Aly has written a touching volume about how little we can know about the many, many people who perished as part of the Holocaust.

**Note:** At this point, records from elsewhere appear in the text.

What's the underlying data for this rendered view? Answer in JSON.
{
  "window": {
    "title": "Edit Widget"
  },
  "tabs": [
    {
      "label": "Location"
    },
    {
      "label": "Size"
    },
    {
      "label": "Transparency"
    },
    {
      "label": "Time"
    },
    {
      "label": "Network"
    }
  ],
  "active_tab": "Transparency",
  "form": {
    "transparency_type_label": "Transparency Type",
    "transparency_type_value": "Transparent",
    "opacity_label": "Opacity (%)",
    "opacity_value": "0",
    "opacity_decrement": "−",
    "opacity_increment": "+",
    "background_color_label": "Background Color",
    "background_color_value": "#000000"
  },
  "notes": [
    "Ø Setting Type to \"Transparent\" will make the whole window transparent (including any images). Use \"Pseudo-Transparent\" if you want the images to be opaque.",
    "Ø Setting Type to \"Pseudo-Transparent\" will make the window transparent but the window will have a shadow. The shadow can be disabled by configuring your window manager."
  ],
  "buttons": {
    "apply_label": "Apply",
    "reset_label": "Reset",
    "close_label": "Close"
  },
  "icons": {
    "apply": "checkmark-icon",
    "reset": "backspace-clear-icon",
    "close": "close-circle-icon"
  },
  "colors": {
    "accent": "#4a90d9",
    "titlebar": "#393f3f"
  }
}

At times sad -- the Samuel family had nearly everything taken away ... Read full review
My ten year old daughter could not put this 120 page book down.
She was fascinated to read the German and the translated forms which enabled Mr. Aly to tell the story of Miss Marion's short life.
Receipts from household furnishings being bought from the family, with the associated discounts and handling fees, landlord's letters to municipal authorities demanding rent for apartments vacated by the Samuel family, their photographs, concentration camp attendance lists, brought the family and their last hours to life.
The bureaucratic minutia caused my daughter to ask why there were people who doubted that millions of people were killed during world war 2 and the Holocaust when records were so well preserved.
Out of the mouths of babes...
Once Upon a Time in Arnswalde and Ueckermunde
People Fall into a Hole
Portrait of a Persecuted Family
Afterword by Walther Seinsch